"Daddy used to laugh & say his joke on young Clyde backfired. He caught Clyde sneaking candy out the cat hole door of the general store just down to the left of this house. Clyde would plant the candy & later go out on a very high porch leading off the store to gather his goods. Daddy said he thought he would set a trap to catch Clyde. So, he waited for Clyde to stick his hand through the hole & thus, he grabbed his hand & held on tightly with Clyde screaming. Dad was then afraid to let go because he thought if he did, Clyde would fall back off the high porch. Dad was really scared, but somehow it was resolved & all ended with nobody getting hurt. "

Thankfully, no one was hurt by the “trap” that George Britt set for young Clyde. Just as no one was hurt by Uncle Henry’s finger pulling episode that resulted in him requiring a change of underwear.

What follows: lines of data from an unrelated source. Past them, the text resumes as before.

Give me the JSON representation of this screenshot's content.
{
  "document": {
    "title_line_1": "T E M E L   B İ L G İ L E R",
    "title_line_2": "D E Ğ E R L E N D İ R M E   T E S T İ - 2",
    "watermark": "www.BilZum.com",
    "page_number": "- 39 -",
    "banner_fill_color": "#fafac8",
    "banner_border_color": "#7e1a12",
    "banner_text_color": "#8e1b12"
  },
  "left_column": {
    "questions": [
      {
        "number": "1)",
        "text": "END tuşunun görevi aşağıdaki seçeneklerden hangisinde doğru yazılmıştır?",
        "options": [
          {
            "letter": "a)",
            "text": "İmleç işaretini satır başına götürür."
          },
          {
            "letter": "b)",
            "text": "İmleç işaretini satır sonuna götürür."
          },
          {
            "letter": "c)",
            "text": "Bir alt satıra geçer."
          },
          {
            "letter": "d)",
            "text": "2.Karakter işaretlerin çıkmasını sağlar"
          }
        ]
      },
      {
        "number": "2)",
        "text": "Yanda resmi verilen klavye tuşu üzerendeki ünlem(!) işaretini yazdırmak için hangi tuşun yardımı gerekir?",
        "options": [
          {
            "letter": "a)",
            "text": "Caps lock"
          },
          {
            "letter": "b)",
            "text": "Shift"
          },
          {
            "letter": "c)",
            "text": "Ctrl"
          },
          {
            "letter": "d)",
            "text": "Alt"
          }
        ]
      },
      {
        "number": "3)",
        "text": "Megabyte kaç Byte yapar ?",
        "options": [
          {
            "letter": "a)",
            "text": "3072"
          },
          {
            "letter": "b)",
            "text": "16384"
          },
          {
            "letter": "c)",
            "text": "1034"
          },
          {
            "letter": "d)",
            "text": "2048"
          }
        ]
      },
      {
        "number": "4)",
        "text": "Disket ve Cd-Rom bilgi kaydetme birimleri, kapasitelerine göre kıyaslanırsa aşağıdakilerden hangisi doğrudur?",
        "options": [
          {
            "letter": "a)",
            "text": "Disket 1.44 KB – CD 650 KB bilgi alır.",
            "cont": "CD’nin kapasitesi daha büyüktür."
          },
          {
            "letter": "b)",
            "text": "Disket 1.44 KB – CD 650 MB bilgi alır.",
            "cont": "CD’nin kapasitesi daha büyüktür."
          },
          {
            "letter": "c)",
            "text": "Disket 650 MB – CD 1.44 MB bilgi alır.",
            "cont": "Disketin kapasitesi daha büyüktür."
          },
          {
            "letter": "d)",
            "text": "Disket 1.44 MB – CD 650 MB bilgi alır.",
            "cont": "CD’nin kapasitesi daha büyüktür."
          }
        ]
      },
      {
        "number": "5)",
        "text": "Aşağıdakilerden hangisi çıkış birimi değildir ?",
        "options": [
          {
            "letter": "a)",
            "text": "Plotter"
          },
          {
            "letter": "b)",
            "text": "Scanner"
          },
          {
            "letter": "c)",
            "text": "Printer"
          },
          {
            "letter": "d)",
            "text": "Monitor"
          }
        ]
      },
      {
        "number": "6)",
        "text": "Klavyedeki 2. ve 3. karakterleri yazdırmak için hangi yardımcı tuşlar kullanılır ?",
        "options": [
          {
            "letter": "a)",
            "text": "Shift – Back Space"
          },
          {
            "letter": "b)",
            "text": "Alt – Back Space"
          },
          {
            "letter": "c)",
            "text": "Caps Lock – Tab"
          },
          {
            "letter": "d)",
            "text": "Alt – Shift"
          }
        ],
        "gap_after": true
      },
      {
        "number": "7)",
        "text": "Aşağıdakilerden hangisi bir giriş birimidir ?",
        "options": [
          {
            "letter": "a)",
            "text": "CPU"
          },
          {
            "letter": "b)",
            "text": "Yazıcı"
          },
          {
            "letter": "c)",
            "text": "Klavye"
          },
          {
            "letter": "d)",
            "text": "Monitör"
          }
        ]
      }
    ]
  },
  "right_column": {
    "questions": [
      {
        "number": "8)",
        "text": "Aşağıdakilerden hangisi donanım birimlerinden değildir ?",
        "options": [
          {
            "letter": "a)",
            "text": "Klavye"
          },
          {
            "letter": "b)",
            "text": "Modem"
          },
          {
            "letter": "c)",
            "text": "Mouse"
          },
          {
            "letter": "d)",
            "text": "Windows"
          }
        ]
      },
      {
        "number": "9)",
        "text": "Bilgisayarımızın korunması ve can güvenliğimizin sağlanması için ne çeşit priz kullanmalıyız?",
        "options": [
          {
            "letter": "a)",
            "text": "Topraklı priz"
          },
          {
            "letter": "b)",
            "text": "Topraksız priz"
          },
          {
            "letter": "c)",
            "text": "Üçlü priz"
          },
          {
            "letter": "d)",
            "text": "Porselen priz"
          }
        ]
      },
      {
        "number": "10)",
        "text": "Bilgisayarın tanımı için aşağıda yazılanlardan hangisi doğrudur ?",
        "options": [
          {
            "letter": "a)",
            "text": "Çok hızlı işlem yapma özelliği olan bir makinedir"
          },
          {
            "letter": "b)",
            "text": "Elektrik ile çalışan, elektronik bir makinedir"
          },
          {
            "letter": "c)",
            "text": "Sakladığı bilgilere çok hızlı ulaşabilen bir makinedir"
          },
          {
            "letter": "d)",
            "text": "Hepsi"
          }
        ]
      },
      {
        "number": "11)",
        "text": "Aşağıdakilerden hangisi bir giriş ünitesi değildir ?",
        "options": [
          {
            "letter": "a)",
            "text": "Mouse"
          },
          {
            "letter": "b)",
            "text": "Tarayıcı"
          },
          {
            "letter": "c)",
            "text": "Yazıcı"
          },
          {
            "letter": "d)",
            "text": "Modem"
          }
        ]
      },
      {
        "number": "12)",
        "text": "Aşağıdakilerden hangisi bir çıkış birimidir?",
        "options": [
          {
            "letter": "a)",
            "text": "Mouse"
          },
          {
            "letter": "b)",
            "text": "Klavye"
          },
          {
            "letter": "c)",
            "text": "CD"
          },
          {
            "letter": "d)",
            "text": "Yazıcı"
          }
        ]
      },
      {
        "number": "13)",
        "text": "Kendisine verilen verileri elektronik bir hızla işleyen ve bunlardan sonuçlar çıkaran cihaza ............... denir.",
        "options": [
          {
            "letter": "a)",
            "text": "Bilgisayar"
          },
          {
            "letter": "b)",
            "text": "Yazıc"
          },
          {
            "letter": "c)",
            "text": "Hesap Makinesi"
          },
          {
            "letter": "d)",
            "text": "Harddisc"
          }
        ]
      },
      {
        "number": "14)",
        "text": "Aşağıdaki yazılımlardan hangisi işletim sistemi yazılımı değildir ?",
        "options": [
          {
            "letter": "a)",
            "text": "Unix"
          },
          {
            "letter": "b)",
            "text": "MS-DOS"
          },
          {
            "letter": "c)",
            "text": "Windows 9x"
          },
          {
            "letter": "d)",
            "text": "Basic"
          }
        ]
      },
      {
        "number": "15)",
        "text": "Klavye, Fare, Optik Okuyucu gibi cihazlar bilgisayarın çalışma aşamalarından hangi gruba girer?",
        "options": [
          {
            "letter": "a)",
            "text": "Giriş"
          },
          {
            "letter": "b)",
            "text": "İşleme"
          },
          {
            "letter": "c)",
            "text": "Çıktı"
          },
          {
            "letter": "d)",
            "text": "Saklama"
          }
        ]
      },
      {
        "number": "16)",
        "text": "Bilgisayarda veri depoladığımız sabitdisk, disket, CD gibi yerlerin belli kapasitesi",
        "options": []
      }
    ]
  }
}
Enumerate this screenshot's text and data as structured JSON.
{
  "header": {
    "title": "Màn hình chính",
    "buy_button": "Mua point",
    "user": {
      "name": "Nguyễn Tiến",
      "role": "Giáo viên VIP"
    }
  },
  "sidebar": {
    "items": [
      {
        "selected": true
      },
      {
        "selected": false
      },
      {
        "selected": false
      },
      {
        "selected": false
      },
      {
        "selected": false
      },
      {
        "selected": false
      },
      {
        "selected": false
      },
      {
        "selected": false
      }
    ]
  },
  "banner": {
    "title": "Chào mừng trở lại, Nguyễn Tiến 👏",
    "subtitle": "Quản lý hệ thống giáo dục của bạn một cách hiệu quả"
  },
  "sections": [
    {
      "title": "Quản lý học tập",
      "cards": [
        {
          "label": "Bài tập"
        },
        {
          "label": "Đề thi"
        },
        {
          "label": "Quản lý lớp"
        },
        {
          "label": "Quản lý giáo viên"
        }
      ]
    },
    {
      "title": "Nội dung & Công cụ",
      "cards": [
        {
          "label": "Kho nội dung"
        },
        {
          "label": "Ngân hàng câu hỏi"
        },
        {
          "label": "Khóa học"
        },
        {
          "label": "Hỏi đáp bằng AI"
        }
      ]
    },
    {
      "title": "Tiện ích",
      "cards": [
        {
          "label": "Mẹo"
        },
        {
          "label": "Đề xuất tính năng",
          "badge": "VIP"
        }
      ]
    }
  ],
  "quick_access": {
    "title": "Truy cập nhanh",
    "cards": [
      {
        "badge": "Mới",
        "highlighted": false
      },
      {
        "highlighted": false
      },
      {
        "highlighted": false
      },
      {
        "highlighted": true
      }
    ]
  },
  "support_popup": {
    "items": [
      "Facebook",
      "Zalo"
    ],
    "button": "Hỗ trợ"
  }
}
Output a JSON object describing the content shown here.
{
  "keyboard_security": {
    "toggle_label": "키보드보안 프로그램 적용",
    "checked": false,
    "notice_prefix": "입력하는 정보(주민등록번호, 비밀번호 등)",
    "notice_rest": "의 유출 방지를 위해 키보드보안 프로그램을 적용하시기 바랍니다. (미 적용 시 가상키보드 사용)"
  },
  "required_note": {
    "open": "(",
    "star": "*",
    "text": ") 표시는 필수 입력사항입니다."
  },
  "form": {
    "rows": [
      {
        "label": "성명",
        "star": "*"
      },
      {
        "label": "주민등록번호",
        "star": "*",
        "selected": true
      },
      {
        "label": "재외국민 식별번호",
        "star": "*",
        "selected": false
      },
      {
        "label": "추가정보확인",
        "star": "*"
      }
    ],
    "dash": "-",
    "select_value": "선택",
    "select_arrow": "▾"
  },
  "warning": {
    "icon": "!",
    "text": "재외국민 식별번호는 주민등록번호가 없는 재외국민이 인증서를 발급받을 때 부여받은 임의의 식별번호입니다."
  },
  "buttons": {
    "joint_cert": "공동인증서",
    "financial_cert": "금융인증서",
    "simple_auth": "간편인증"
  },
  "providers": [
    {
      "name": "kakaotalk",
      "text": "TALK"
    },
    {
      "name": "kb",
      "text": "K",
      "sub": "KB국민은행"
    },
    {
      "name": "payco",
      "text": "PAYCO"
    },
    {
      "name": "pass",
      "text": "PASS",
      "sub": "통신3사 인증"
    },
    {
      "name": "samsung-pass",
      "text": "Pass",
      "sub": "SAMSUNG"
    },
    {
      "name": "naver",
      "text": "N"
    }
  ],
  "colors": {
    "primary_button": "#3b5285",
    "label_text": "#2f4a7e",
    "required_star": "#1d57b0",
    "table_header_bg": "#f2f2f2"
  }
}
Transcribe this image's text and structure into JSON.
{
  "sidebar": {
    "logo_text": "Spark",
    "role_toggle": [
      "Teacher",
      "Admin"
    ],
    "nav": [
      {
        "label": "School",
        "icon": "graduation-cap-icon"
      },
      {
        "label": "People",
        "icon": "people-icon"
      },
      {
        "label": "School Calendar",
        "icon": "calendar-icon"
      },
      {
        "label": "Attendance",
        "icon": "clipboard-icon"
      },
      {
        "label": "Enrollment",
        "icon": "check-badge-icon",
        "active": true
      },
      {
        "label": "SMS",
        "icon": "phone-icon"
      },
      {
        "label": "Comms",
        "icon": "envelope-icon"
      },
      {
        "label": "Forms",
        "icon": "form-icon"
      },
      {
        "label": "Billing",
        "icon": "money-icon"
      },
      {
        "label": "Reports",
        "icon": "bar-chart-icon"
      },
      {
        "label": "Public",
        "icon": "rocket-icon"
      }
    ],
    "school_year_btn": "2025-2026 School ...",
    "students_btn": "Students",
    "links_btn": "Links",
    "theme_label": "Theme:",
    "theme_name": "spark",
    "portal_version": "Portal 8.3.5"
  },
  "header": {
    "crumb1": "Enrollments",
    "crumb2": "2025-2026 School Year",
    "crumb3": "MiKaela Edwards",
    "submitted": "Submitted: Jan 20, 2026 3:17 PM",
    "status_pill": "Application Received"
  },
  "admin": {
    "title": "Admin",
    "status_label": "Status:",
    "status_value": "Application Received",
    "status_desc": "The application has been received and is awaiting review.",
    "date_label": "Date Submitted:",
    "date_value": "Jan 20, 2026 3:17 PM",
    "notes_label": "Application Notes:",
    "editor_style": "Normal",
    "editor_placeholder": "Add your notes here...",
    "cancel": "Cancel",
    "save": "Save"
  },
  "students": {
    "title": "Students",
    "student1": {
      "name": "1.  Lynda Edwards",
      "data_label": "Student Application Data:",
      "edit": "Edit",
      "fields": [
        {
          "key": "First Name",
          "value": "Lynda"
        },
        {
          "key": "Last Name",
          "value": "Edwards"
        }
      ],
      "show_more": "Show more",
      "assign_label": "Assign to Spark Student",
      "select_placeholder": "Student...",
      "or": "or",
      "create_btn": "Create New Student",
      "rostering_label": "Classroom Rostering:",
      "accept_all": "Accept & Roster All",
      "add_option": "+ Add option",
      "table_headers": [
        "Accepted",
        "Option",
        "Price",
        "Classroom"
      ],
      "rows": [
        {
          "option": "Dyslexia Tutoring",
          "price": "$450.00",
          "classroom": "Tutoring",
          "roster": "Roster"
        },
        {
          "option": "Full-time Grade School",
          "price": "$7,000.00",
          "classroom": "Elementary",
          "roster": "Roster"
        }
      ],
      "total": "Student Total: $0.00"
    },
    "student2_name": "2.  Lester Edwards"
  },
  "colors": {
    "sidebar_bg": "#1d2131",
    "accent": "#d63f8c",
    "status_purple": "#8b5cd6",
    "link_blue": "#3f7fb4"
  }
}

Thursday, May 8, 2008

Hiram Barnett

August 15th, every other year, Colonel John Tipton’s birthday is celebrated at the Tipton-Haynes Historic site in Johnson City, Tennessee. Thus it was in August of 1996 that I made plans to drive to Johnson City and attend my first Tipton Family Association of America reunion. My nephew Isaac W. Tipton, III (‘Ikey”) would drive us to Tennessee in a van that I rented. We arrived on a typical hot, muggy August day and checked into our rooms at the Johnson City Hampton Inn. The next day I gave directions for while Ikey drove to visit our genealogical roots in the forested hills and hollows that form the Tennessee/North Carolina border. Without Uncle Aster around to direct us, I managed as best I could from memory where the little roads that led up the hollows in those mountains. We arrived at the Tipton Hill community. This was a thrill for both of us, to be in a town named after us. Ikey and I spent most of the day driving around those roads. The only person I talked to was Glenn Renfro’s wife, Wanda Byrd Renfro. We missed Glenn, he was away. The next day we attended the TFAA reunion at the Tipton-Haynes Historic site. What a thrill it was to meet other Tiptons and their descendants we had never met before. My brother John and his wife drove up from their home in Greenville, South Carolina. Perhaps the highlight of the day, other than meeting fellow Tiptons, was meeting for the first time our father’s first cousin, Hiram Barnett (02 Jul 1917 - 28 Nov 2007). Hiram was the son of Jane Tipton who married Spencer Barnett. Hiram and his wife Nadine could not have been more gracious and accommodating to their new found cousins. A special treat of the visit was when Hiram brought out a large framed photographic picture of his grandfather and namesake, Hiram Tipton. John and I were stunned. We had never seen a picture of our great-grandfather. The thought never entered our minds. What a wonderful surprise. Our great-grandmother, Myra Warrick was also in the picture. Of course I wanted to take the picture, frame and all, with me. Hiram chuckled and said that would not be possible. He knew I was kidding (I wasn’t). He placed the frame on an ornate gold chair. I asked if I could take a picture in order to share with my Tipton relatives back home in Pennsylvania. Hiram gave me his permission. I took two pictures, one of which is posted in this blog. As was our visit two years previously with Aster Lewis, Hiram Barnett and his wife Nadine treated us the best of southern hospitality . Before we left, Barbara (John’s wife) took pictures of us outside of the Barnett home. A few years later Hiram died of melanoma cancer. Our visit to Hiram Barnett was in many ways like our earlier visit to Aster Lewis. Both were kind and gracious gentlemen. They generously offered their time and knowledge to help build the Tipton Family history. Fortunately I was able to meet these gentlemen before they left us. I will always remember them with affection and respect.